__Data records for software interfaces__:
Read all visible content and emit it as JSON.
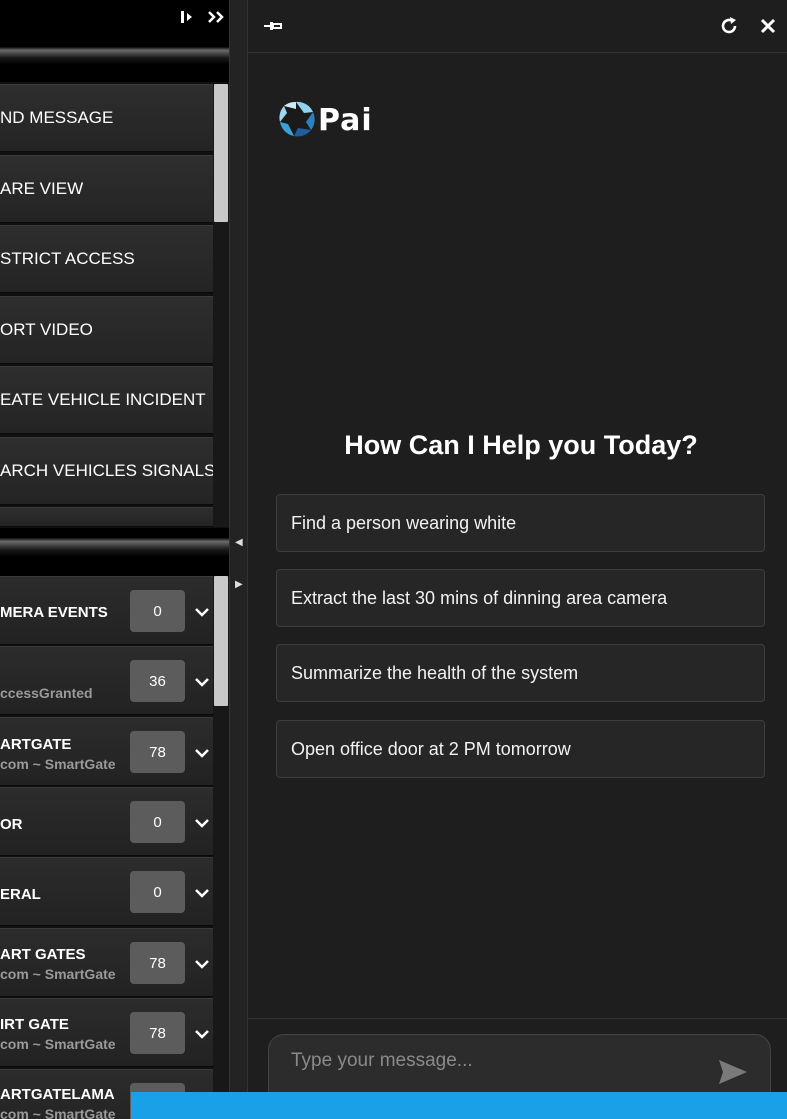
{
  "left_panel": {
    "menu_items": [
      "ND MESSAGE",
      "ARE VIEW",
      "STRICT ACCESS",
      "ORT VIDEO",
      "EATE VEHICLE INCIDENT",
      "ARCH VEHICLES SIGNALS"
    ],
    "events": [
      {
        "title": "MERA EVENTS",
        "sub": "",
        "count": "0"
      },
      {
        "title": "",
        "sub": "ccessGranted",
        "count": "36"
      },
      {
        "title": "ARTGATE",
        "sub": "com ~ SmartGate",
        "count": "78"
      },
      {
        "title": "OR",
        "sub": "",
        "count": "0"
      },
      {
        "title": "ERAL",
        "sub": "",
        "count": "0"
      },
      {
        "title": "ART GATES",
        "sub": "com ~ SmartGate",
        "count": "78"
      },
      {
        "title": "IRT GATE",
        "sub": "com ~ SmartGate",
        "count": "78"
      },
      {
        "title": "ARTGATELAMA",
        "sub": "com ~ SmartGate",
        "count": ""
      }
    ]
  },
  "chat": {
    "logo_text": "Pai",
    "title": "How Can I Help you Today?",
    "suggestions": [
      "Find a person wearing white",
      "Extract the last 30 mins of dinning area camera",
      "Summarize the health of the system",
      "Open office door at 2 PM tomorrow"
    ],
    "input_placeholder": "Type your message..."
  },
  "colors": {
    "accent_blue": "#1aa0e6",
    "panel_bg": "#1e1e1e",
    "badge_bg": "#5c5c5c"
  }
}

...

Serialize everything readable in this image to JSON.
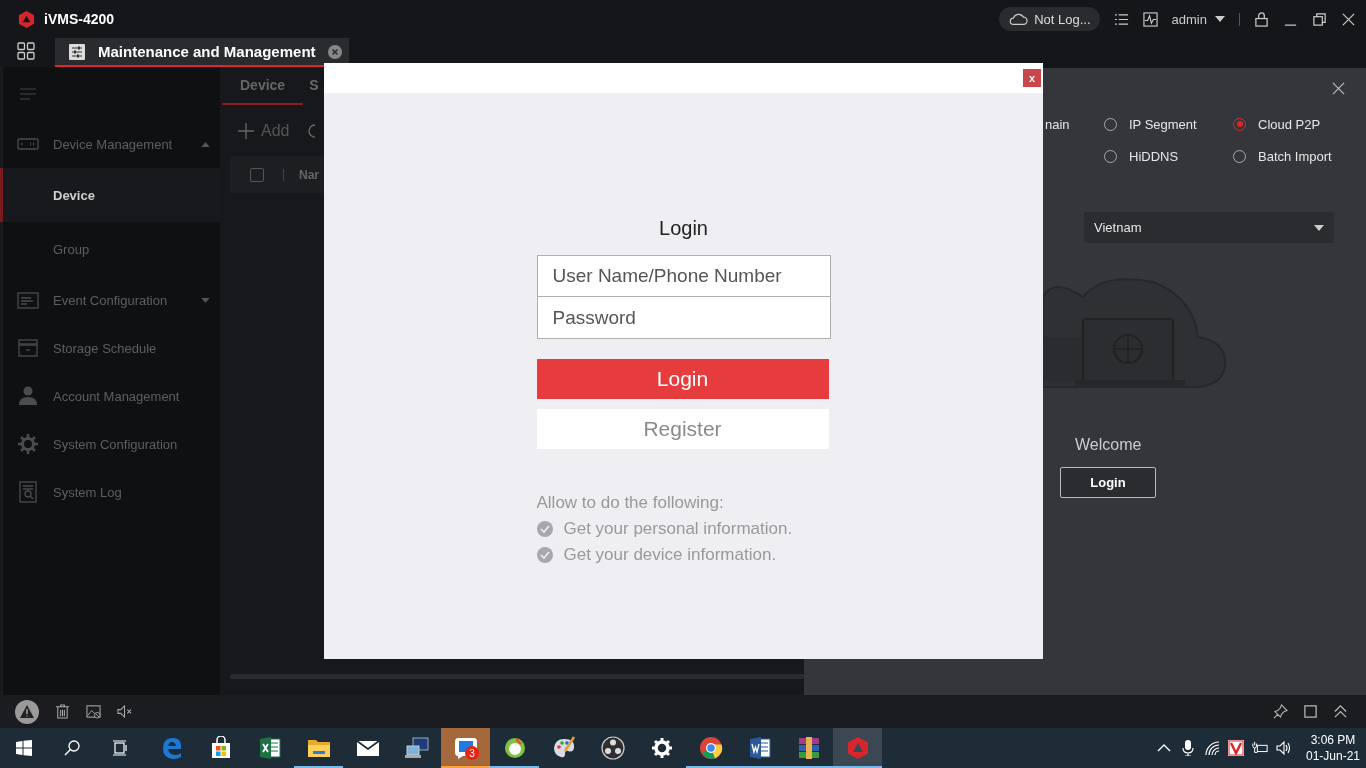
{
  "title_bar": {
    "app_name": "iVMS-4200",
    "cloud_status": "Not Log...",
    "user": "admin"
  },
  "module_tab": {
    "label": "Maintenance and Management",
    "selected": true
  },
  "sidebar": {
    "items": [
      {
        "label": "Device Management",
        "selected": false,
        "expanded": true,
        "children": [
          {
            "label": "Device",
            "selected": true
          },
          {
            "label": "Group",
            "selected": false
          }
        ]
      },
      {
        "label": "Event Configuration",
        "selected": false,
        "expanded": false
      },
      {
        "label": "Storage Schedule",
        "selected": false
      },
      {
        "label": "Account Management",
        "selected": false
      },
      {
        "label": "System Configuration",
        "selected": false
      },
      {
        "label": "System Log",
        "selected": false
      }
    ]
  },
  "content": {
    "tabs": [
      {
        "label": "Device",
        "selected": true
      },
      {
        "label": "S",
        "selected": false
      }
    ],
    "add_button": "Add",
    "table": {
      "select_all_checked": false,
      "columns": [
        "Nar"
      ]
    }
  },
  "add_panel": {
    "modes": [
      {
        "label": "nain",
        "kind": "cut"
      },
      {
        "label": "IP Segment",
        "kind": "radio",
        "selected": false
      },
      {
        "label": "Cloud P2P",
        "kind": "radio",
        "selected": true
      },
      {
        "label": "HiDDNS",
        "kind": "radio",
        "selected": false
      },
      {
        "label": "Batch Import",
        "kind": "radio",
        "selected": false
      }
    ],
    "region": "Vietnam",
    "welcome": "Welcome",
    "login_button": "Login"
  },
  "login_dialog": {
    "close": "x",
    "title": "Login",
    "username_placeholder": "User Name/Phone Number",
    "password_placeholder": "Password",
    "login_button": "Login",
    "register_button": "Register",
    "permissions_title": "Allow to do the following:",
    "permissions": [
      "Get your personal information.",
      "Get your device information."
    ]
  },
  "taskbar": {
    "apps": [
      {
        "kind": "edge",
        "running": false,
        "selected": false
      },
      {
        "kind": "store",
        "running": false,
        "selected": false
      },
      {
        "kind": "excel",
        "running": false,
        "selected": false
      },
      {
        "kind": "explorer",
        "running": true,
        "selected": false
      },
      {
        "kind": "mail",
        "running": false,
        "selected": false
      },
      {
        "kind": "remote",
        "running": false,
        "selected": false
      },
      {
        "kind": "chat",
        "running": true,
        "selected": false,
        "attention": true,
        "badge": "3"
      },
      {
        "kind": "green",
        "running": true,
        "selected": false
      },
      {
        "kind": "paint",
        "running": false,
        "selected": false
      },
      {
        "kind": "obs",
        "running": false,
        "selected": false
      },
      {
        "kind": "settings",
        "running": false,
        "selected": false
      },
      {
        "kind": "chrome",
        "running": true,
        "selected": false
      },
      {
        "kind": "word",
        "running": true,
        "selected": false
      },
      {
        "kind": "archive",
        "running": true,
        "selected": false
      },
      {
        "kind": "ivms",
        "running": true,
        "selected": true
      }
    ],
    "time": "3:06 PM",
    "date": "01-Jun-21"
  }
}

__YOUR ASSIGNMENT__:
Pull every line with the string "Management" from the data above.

__EXERCISE OUTPUT__:
    "label": "Maintenance and Management",
        "label": "Device Management",
        "label": "Account Management",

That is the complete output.